How do you keep employees happy?
I am sure most people will immediately think of money when asked this question. To me, it's never been about money. Sure, everyone wants to be adequately compensated and certainly I wouldn't volunteer for a pay cut. But it takes more than money to keep a good employee happy. I am careful to qualify that with "good employee" because a bad employee will stick around and take the money. I think a key aspect of what keeps employees happy is how good the daily work experience is (from the employee's perspective). If your employees hate coming to work each day, you can be bet no amount of money will make them happy or keep them from leaving.
Why am I talking about this? Well it occurred to me while riding the Metro to DC (where I am working on a SharePoint implementation project...feel free to Google that..I'll wait). So while on the metro for my 1-hour commute to work, I realized...why the heck am I doing this? The best part of my work day is leaving work for the train ride home. I remembered when I used to work on NASA projects calculating optimum download windows for scientific data from NASA space satellites...when I used to work on a site that the Navy uses to procure billions in service contracts...when I used to work on stuff so cool that I literally came in to work so excited I couldn't sleep...when I came in early, planning to leave early only to have to stay late because what I was working on was just so cool and interesting. Now, I am enduring a 1-hour commute to DC (on my own dime at the rate of $15 per day) to install and configure SharePoint.
Another reason is I just wasn't being put on projects that I wanted to do. SharePoint development is a very marketable and in-demand skill that I happen to have. But it's not what I like to do, at least not in the context of developing intranet sites. I mean, really, where's the fun in developing an intranet? So while it's great that Aquilent is getting more and more SharePoint projects/website development work, it's not in my best interest. It doesn't make me happy and (even worse) it takes me farther and farther away from what I really want to do. At some point this year, something a co-worker said to me caused me to think back to the last time I wrote code. I was shocked to discovered it was more than 1 year ago. In that time, I had been doing SharePoint administration and support.
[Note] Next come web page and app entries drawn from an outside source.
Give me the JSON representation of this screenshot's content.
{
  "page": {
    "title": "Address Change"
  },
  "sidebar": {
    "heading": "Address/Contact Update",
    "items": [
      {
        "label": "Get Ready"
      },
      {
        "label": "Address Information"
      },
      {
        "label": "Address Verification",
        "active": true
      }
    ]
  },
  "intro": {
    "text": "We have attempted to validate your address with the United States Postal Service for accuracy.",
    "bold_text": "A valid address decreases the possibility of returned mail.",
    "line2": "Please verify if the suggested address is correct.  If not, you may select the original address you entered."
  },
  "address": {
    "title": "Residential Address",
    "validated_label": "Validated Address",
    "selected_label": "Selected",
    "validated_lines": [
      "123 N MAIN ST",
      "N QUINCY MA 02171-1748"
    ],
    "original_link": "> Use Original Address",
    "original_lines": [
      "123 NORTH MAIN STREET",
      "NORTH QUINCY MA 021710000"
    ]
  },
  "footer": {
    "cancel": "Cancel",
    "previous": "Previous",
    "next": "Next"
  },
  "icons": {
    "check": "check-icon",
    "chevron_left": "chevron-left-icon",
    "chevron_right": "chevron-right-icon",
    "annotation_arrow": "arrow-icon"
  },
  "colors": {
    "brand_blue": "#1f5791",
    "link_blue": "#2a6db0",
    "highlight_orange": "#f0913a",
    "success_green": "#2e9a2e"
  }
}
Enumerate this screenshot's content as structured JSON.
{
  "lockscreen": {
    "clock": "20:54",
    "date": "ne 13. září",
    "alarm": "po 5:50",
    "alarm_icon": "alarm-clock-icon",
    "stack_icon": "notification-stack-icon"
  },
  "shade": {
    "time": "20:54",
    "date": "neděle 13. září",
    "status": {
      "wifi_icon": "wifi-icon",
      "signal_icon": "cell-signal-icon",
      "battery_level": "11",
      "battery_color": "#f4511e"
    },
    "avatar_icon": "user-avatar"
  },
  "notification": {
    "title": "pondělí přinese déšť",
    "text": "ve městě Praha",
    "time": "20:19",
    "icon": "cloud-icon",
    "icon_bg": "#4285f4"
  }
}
Finally, let me describe an hypothetical situation for you and you tell me what you'll do. Say you have openings for technical leads on 2 projects and you have an in-house resource that has the technical knowledge required on both projects. However, this resource has been an integral part of the first project (in fact, he was 1 of 3 original developers of the project). In addition, this resource has been with the company for 10 years and has indicated that he'll like to work on the first project. So here's the dilemma: you are definitely going to need to hire 1 new person (since you have 2 openings). So do you:
- put the in-house resource on the project he wants, has the technical knowledge for and (very important) the domain knowledge OR
- put the in-house resource on the project he doesn't want; ask him to pay $15 per day to commute to DC and hire someone brand new without domain knowledge for the second project?
If you pick option b, I definitely can't work for or with you. Why lose the domain knowledge of the in-house resource if you don't have to? With option B, you have 2 people on 2 projects that they have no experience in. With option A, you only have 1 person on a new project. To me, this sort of decision is a no-brainer.
So yeah, I can sit around and count the money but the daily experience sucks. What good is getting well paid every 2 weeks when you feel like quitting every single work day? Funny thing is, this is the reason I left Sprint 10 years ago. Back then I asked myself: "Did I spend 4 years in college so I can spend a sizable chunk of my life stuck in beltway traffic?" Today, the question is "Did I spend 4+1 years in college and 10 years working for this company so I can spend 2 hours of each work day of my life commuting to DC? So I can be told to take a pay cut (that's what I think of having to pay $15 to commute to DC)? So I can be put on projects that do not advance my career (along the path that I want)?" The answer to all those is no and thus am leaving Aquilent less than 2 years after writing "Why I am still at Aquilent".